Available data below:

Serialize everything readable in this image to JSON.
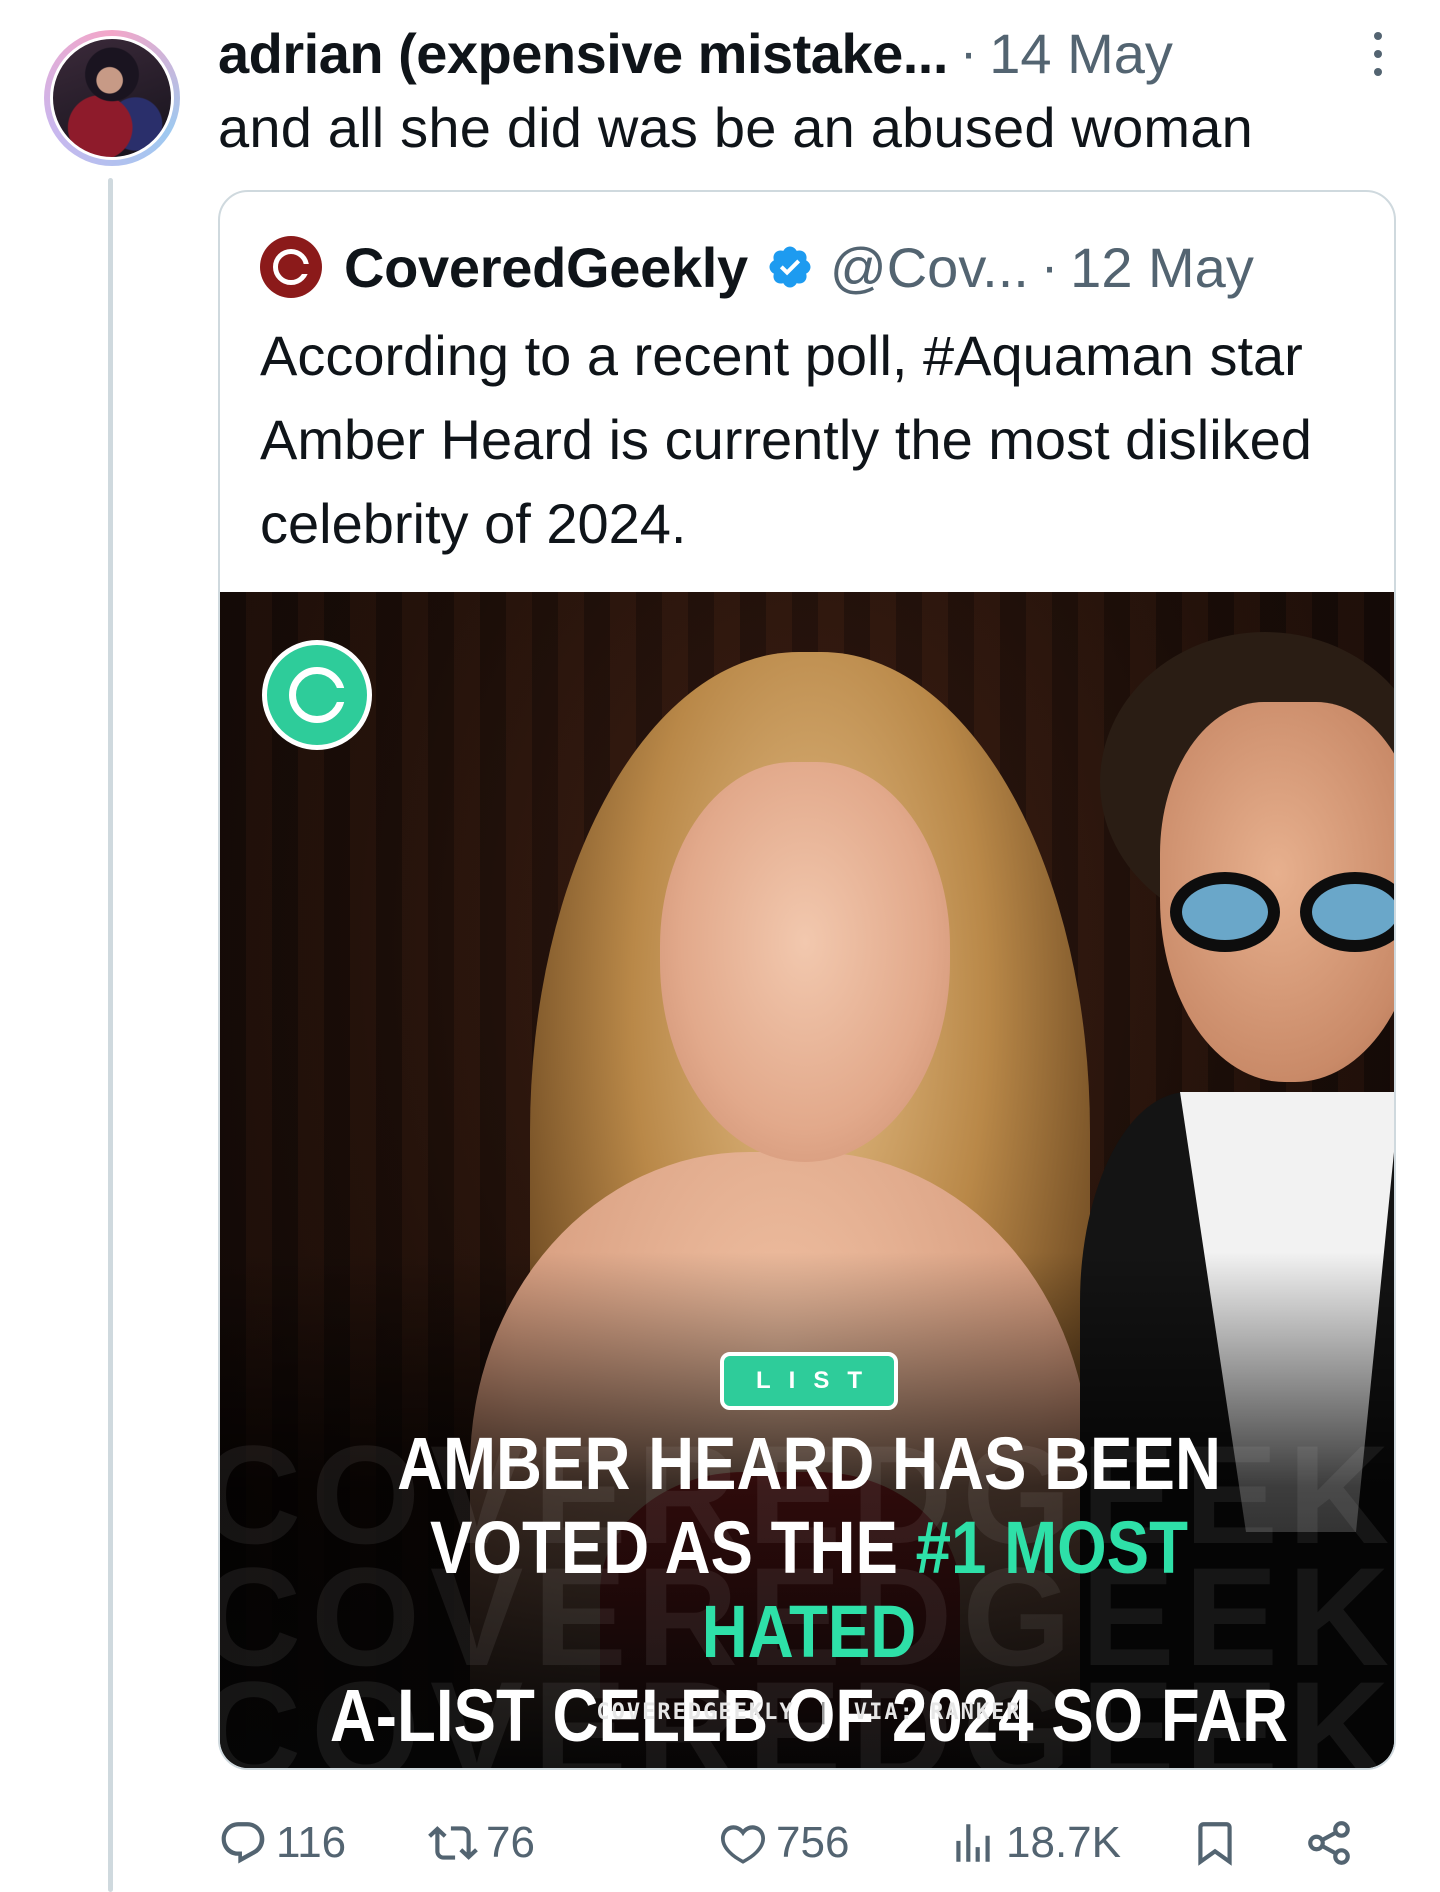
{
  "tweet": {
    "display_name": "adrian (expensive mistake...",
    "date": "14 May",
    "text": "and all she did was be an abused woman"
  },
  "quote": {
    "name": "CoveredGeekly",
    "handle": "@Cov...",
    "date": "12 May",
    "verified": true,
    "text": "According to a recent poll, #Aquaman star Amber Heard is currently the most disliked celebrity of 2024.",
    "media": {
      "badge": "LIST",
      "headline_1": "AMBER HEARD HAS BEEN",
      "headline_2a": "VOTED AS THE ",
      "headline_2b": "#1 MOST HATED",
      "headline_3": "A-LIST CELEB OF 2024 SO FAR",
      "footer_source": "COVEREDGEEKLY",
      "footer_via": "VIA: RANKER",
      "watermark": "COVEREDGEEKLY",
      "accent_color": "#2ee0a8"
    }
  },
  "actions": {
    "replies": "116",
    "reposts": "76",
    "likes": "756",
    "views": "18.7K"
  },
  "icons": [
    "more-icon",
    "verified-icon",
    "reply-icon",
    "repost-icon",
    "like-icon",
    "views-icon",
    "bookmark-icon",
    "share-icon"
  ]
}
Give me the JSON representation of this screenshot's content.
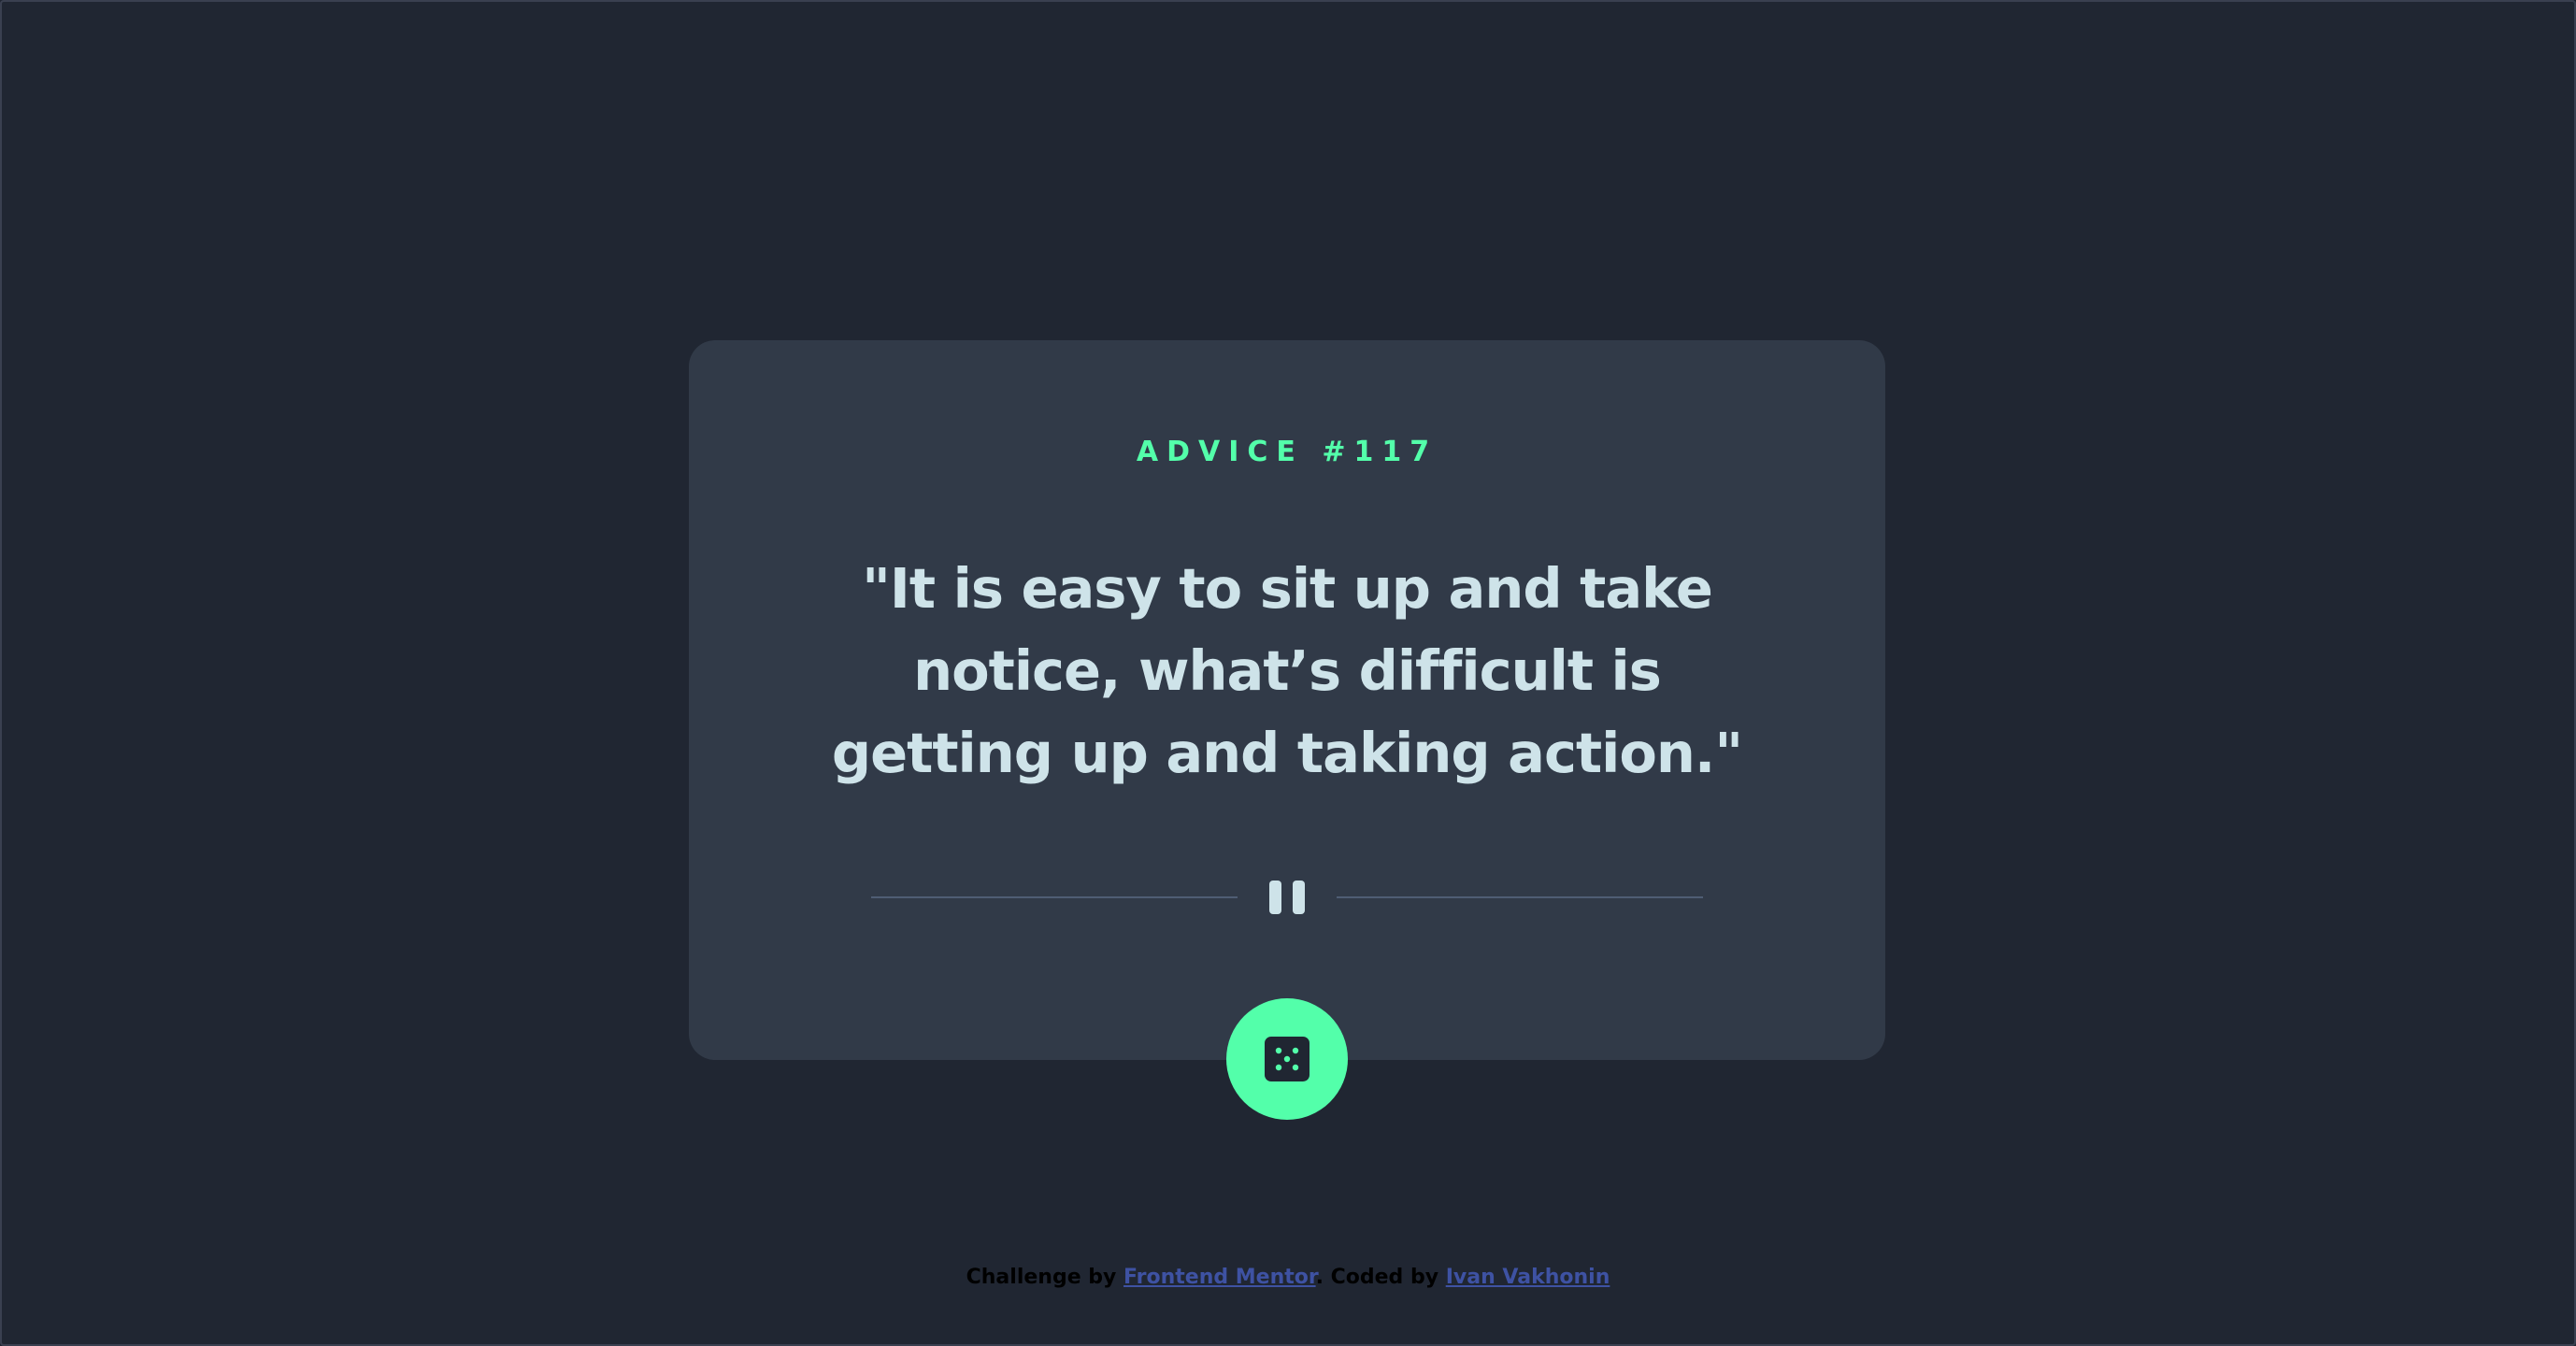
{
  "advice": {
    "id_label": "ADVICE #117",
    "quote": "\"It is easy to sit up and take notice, what’s difficult is getting up and taking action.\""
  },
  "controls": {
    "divider_icon": "pause-icon",
    "dice_icon": "dice-icon"
  },
  "footer": {
    "prefix": "Challenge by ",
    "link1": "Frontend Mentor",
    "middle": ". Coded by ",
    "link2": "Ivan Vakhonin"
  },
  "colors": {
    "background": "#202632",
    "card": "#313a48",
    "accent": "#53ffaa",
    "quote_text": "#cee3e9",
    "divider": "#4f5d74",
    "link": "#3e52a3"
  }
}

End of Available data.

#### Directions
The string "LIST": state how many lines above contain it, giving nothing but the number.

#### Answer space
2